▶ TASK OBJECTIVE: All the lines below should be set down exactly, with no picture carried into the copy.

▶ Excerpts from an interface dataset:

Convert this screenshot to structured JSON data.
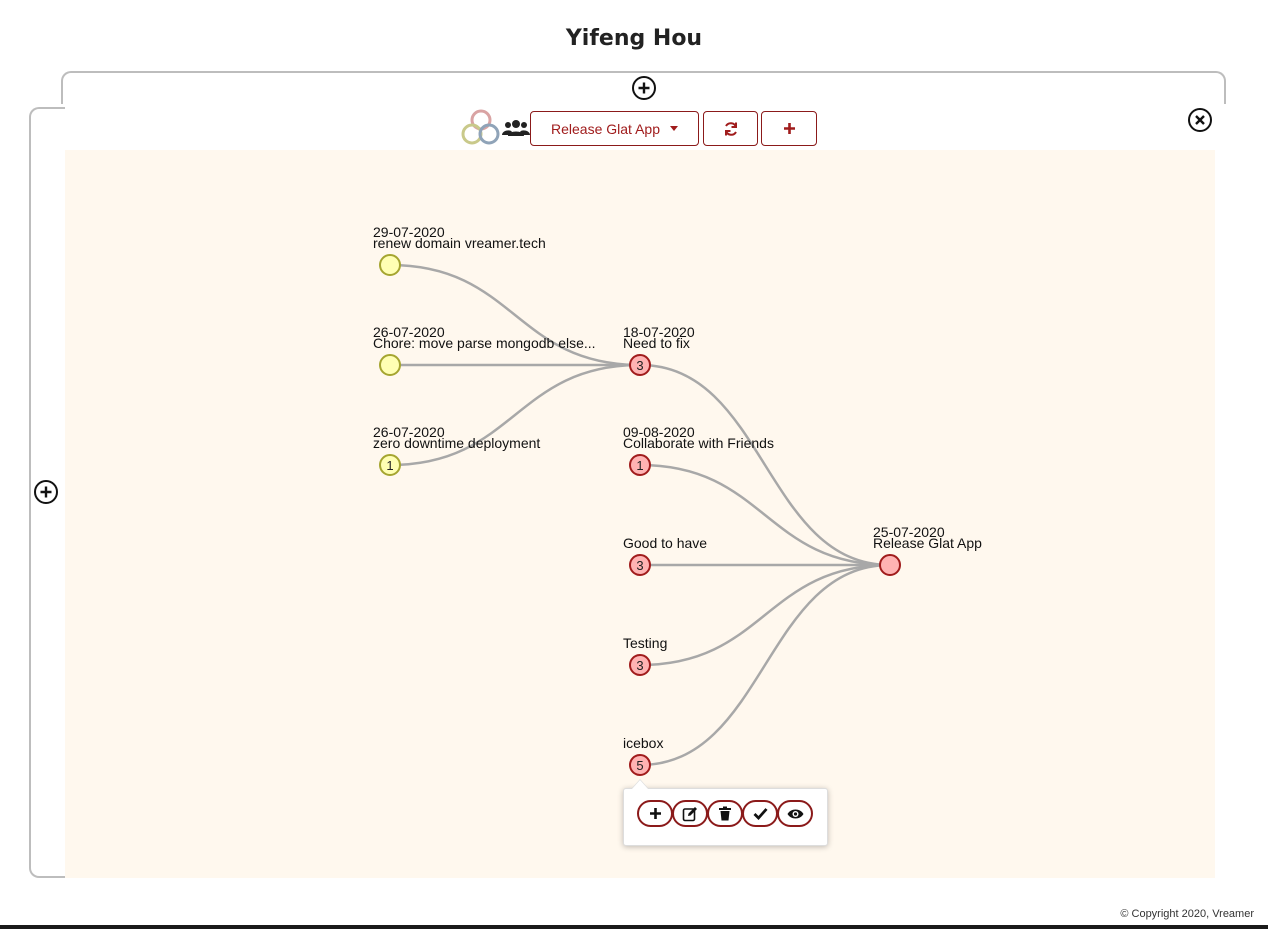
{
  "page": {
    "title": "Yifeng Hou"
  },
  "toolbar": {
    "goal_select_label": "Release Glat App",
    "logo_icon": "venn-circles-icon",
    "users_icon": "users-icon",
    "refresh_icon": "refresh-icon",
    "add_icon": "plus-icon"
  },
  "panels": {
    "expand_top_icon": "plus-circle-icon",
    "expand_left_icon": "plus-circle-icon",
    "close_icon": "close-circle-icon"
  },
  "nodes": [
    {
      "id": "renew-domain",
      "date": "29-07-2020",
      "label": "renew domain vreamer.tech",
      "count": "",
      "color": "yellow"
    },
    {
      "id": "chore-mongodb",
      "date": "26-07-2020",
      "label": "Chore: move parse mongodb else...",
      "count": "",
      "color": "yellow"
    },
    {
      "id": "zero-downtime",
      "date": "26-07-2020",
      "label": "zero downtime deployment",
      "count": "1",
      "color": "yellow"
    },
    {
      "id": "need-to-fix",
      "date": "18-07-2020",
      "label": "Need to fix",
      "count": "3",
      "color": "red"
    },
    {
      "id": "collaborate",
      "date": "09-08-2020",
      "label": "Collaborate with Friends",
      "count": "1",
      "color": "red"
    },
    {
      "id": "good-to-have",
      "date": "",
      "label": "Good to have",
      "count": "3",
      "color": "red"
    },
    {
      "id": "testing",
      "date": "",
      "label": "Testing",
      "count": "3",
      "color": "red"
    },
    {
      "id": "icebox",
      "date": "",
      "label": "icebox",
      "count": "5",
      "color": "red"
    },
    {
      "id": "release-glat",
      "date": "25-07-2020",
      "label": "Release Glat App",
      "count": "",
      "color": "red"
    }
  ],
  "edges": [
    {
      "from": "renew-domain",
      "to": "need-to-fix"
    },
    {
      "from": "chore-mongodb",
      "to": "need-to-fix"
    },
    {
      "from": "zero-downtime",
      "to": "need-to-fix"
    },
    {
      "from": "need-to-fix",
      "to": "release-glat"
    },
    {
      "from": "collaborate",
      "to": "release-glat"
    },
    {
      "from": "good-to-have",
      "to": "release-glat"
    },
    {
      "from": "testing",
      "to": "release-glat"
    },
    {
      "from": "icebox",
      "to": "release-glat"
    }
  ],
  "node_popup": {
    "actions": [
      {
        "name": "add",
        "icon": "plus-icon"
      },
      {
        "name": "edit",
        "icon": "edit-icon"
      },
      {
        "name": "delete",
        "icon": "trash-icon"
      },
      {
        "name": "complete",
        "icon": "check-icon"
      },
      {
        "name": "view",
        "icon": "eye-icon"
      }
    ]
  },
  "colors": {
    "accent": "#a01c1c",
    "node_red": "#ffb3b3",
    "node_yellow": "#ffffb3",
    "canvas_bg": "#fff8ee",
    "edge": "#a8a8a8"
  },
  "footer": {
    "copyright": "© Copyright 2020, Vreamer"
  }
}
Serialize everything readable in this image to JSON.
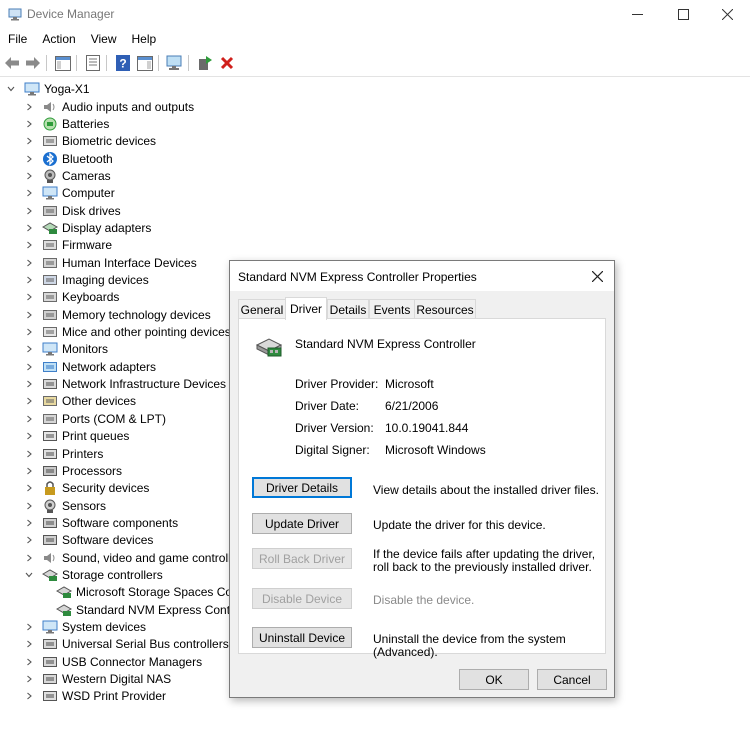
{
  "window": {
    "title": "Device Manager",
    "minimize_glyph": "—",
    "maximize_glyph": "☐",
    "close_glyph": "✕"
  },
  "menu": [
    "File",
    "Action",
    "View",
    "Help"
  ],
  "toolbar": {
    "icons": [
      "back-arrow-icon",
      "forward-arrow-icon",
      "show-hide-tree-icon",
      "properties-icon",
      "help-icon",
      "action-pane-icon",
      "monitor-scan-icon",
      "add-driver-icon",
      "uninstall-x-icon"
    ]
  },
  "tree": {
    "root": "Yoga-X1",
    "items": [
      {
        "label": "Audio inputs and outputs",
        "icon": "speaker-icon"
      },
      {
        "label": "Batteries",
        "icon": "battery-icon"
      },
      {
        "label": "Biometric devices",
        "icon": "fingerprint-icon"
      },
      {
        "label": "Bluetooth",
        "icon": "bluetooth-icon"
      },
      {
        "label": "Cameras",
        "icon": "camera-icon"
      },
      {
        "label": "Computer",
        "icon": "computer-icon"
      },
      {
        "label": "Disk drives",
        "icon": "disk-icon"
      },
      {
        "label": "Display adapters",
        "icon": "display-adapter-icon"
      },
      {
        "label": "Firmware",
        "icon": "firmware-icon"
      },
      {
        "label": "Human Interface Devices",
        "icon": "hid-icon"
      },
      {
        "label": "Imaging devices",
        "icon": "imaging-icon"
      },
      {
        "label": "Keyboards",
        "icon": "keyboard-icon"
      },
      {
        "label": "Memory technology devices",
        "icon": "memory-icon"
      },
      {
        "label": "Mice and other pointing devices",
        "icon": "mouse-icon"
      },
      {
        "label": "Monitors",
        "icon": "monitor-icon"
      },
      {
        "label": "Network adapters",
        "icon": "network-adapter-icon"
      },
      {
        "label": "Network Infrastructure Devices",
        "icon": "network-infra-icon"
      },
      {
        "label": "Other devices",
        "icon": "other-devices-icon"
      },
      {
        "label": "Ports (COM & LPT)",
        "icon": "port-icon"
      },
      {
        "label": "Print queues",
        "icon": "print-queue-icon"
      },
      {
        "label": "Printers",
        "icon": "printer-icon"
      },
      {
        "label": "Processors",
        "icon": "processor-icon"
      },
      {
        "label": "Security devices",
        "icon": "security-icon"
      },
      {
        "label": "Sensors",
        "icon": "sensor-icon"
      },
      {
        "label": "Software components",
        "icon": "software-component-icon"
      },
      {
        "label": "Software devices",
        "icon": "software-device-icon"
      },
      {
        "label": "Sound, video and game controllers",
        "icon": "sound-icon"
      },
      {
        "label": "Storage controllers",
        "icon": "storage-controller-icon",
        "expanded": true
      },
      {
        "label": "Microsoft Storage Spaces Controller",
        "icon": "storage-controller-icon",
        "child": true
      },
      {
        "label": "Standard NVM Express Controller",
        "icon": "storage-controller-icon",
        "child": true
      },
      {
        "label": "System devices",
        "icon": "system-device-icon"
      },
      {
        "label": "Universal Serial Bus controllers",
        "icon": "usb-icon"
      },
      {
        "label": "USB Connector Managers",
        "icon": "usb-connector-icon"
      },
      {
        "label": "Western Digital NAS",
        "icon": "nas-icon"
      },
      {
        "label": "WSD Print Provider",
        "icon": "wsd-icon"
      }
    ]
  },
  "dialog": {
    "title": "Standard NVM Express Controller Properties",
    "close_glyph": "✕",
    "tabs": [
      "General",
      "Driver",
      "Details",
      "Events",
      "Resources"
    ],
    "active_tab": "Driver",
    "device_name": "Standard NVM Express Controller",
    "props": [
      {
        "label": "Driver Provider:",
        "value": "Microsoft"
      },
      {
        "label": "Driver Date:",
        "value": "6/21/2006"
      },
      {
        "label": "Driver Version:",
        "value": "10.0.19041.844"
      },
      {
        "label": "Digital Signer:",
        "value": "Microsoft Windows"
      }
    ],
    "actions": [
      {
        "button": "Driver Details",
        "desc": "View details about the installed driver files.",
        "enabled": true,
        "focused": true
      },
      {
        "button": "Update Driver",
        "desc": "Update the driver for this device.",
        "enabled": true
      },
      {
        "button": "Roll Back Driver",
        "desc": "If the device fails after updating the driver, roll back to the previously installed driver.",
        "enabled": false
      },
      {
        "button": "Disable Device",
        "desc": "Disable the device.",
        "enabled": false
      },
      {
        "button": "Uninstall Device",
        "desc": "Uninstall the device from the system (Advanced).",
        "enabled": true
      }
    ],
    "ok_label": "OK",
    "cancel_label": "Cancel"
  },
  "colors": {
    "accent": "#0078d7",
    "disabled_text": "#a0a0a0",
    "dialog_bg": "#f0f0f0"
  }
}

▶ RESULT:
Convert this screenshot to structured JSON data.
{
  "page": {
    "title": "Yifeng Hou"
  },
  "toolbar": {
    "goal_select_label": "Release Glat App",
    "logo_icon": "venn-circles-icon",
    "users_icon": "users-icon",
    "refresh_icon": "refresh-icon",
    "add_icon": "plus-icon"
  },
  "panels": {
    "expand_top_icon": "plus-circle-icon",
    "expand_left_icon": "plus-circle-icon",
    "close_icon": "close-circle-icon"
  },
  "nodes": [
    {
      "id": "renew-domain",
      "date": "29-07-2020",
      "label": "renew domain vreamer.tech",
      "count": "",
      "color": "yellow"
    },
    {
      "id": "chore-mongodb",
      "date": "26-07-2020",
      "label": "Chore: move parse mongodb else...",
      "count": "",
      "color": "yellow"
    },
    {
      "id": "zero-downtime",
      "date": "26-07-2020",
      "label": "zero downtime deployment",
      "count": "1",
      "color": "yellow"
    },
    {
      "id": "need-to-fix",
      "date": "18-07-2020",
      "label": "Need to fix",
      "count": "3",
      "color": "red"
    },
    {
      "id": "collaborate",
      "date": "09-08-2020",
      "label": "Collaborate with Friends",
      "count": "1",
      "color": "red"
    },
    {
      "id": "good-to-have",
      "date": "",
      "label": "Good to have",
      "count": "3",
      "color": "red"
    },
    {
      "id": "testing",
      "date": "",
      "label": "Testing",
      "count": "3",
      "color": "red"
    },
    {
      "id": "icebox",
      "date": "",
      "label": "icebox",
      "count": "5",
      "color": "red"
    },
    {
      "id": "release-glat",
      "date": "25-07-2020",
      "label": "Release Glat App",
      "count": "",
      "color": "red"
    }
  ],
  "edges": [
    {
      "from": "renew-domain",
      "to": "need-to-fix"
    },
    {
      "from": "chore-mongodb",
      "to": "need-to-fix"
    },
    {
      "from": "zero-downtime",
      "to": "need-to-fix"
    },
    {
      "from": "need-to-fix",
      "to": "release-glat"
    },
    {
      "from": "collaborate",
      "to": "release-glat"
    },
    {
      "from": "good-to-have",
      "to": "release-glat"
    },
    {
      "from": "testing",
      "to": "release-glat"
    },
    {
      "from": "icebox",
      "to": "release-glat"
    }
  ],
  "node_popup": {
    "actions": [
      {
        "name": "add",
        "icon": "plus-icon"
      },
      {
        "name": "edit",
        "icon": "edit-icon"
      },
      {
        "name": "delete",
        "icon": "trash-icon"
      },
      {
        "name": "complete",
        "icon": "check-icon"
      },
      {
        "name": "view",
        "icon": "eye-icon"
      }
    ]
  },
  "colors": {
    "accent": "#a01c1c",
    "node_red": "#ffb3b3",
    "node_yellow": "#ffffb3",
    "canvas_bg": "#fff8ee",
    "edge": "#a8a8a8"
  },
  "footer": {
    "copyright": "© Copyright 2020, Vreamer"
  }
}
Serialize everything readable in this image to JSON.
{
  "window": {
    "title": "Device Manager",
    "minimize_glyph": "—",
    "maximize_glyph": "☐",
    "close_glyph": "✕"
  },
  "menu": [
    "File",
    "Action",
    "View",
    "Help"
  ],
  "toolbar": {
    "icons": [
      "back-arrow-icon",
      "forward-arrow-icon",
      "show-hide-tree-icon",
      "properties-icon",
      "help-icon",
      "action-pane-icon",
      "monitor-scan-icon",
      "add-driver-icon",
      "uninstall-x-icon"
    ]
  },
  "tree": {
    "root": "Yoga-X1",
    "items": [
      {
        "label": "Audio inputs and outputs",
        "icon": "speaker-icon"
      },
      {
        "label": "Batteries",
        "icon": "battery-icon"
      },
      {
        "label": "Biometric devices",
        "icon": "fingerprint-icon"
      },
      {
        "label": "Bluetooth",
        "icon": "bluetooth-icon"
      },
      {
        "label": "Cameras",
        "icon": "camera-icon"
      },
      {
        "label": "Computer",
        "icon": "computer-icon"
      },
      {
        "label": "Disk drives",
        "icon": "disk-icon"
      },
      {
        "label": "Display adapters",
        "icon": "display-adapter-icon"
      },
      {
        "label": "Firmware",
        "icon": "firmware-icon"
      },
      {
        "label": "Human Interface Devices",
        "icon": "hid-icon"
      },
      {
        "label": "Imaging devices",
        "icon": "imaging-icon"
      },
      {
        "label": "Keyboards",
        "icon": "keyboard-icon"
      },
      {
        "label": "Memory technology devices",
        "icon": "memory-icon"
      },
      {
        "label": "Mice and other pointing devices",
        "icon": "mouse-icon"
      },
      {
        "label": "Monitors",
        "icon": "monitor-icon"
      },
      {
        "label": "Network adapters",
        "icon": "network-adapter-icon"
      },
      {
        "label": "Network Infrastructure Devices",
        "icon": "network-infra-icon"
      },
      {
        "label": "Other devices",
        "icon": "other-devices-icon"
      },
      {
        "label": "Ports (COM & LPT)",
        "icon": "port-icon"
      },
      {
        "label": "Print queues",
        "icon": "print-queue-icon"
      },
      {
        "label": "Printers",
        "icon": "printer-icon"
      },
      {
        "label": "Processors",
        "icon": "processor-icon"
      },
      {
        "label": "Security devices",
        "icon": "security-icon"
      },
      {
        "label": "Sensors",
        "icon": "sensor-icon"
      },
      {
        "label": "Software components",
        "icon": "software-component-icon"
      },
      {
        "label": "Software devices",
        "icon": "software-device-icon"
      },
      {
        "label": "Sound, video and game controllers",
        "icon": "sound-icon"
      },
      {
        "label": "Storage controllers",
        "icon": "storage-controller-icon",
        "expanded": true
      },
      {
        "label": "Microsoft Storage Spaces Controller",
        "icon": "storage-controller-icon",
        "child": true
      },
      {
        "label": "Standard NVM Express Controller",
        "icon": "storage-controller-icon",
        "child": true
      },
      {
        "label": "System devices",
        "icon": "system-device-icon"
      },
      {
        "label": "Universal Serial Bus controllers",
        "icon": "usb-icon"
      },
      {
        "label": "USB Connector Managers",
        "icon": "usb-connector-icon"
      },
      {
        "label": "Western Digital NAS",
        "icon": "nas-icon"
      },
      {
        "label": "WSD Print Provider",
        "icon": "wsd-icon"
      }
    ]
  },
  "dialog": {
    "title": "Standard NVM Express Controller Properties",
    "close_glyph": "✕",
    "tabs": [
      "General",
      "Driver",
      "Details",
      "Events",
      "Resources"
    ],
    "active_tab": "Driver",
    "device_name": "Standard NVM Express Controller",
    "props": [
      {
        "label": "Driver Provider:",
        "value": "Microsoft"
      },
      {
        "label": "Driver Date:",
        "value": "6/21/2006"
      },
      {
        "label": "Driver Version:",
        "value": "10.0.19041.844"
      },
      {
        "label": "Digital Signer:",
        "value": "Microsoft Windows"
      }
    ],
    "actions": [
      {
        "button": "Driver Details",
        "desc": "View details about the installed driver files.",
        "enabled": true,
        "focused": true
      },
      {
        "button": "Update Driver",
        "desc": "Update the driver for this device.",
        "enabled": true
      },
      {
        "button": "Roll Back Driver",
        "desc": "If the device fails after updating the driver, roll back to the previously installed driver.",
        "enabled": false
      },
      {
        "button": "Disable Device",
        "desc": "Disable the device.",
        "enabled": false
      },
      {
        "button": "Uninstall Device",
        "desc": "Uninstall the device from the system (Advanced).",
        "enabled": true
      }
    ],
    "ok_label": "OK",
    "cancel_label": "Cancel"
  },
  "colors": {
    "accent": "#0078d7",
    "disabled_text": "#a0a0a0",
    "dialog_bg": "#f0f0f0"
  }
}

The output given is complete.